▶ Instructions for the task
Please state how many lines of the data contain "Berlin". The number by itself is enough.

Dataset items
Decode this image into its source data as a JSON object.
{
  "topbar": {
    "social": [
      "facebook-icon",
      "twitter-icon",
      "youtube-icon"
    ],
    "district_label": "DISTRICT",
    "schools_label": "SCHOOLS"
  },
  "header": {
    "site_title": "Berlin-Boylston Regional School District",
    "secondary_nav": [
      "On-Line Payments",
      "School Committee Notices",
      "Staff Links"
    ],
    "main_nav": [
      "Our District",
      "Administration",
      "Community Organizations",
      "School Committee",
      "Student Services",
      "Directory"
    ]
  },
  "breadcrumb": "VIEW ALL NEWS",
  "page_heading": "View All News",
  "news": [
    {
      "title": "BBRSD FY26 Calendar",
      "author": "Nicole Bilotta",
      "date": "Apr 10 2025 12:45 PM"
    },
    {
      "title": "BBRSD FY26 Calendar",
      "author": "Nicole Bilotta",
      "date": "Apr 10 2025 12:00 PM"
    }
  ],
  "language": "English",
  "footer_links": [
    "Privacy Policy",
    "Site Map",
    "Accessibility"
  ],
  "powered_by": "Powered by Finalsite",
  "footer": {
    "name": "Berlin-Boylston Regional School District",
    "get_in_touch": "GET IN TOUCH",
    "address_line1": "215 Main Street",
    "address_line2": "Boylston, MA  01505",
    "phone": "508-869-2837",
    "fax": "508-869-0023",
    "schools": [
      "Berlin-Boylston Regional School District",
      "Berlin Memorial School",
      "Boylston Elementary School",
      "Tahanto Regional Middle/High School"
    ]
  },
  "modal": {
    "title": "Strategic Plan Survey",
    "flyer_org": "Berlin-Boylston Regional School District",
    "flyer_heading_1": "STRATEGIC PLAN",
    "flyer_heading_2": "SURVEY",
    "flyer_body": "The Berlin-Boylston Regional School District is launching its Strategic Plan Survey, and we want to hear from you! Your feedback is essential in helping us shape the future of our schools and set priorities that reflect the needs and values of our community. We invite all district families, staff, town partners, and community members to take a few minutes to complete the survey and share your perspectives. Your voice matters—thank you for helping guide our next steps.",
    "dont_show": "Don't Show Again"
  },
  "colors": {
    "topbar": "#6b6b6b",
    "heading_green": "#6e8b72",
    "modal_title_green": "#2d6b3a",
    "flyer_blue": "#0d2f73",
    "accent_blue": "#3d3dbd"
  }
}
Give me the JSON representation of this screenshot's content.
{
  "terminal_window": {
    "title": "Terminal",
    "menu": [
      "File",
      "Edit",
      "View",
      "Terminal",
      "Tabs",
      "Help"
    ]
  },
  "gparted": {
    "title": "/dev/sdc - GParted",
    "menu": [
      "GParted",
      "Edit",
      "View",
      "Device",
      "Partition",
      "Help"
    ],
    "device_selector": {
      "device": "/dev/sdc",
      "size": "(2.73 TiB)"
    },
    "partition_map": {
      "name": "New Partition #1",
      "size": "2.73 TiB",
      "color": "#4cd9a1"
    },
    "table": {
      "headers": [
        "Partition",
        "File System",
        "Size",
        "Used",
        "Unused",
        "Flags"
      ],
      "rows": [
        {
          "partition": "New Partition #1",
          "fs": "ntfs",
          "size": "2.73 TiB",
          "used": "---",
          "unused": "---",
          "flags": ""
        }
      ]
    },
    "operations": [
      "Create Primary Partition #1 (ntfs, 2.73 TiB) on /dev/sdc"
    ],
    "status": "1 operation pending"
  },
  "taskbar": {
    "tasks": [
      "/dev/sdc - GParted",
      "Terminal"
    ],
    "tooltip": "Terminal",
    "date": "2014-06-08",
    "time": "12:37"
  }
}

▶ Result
6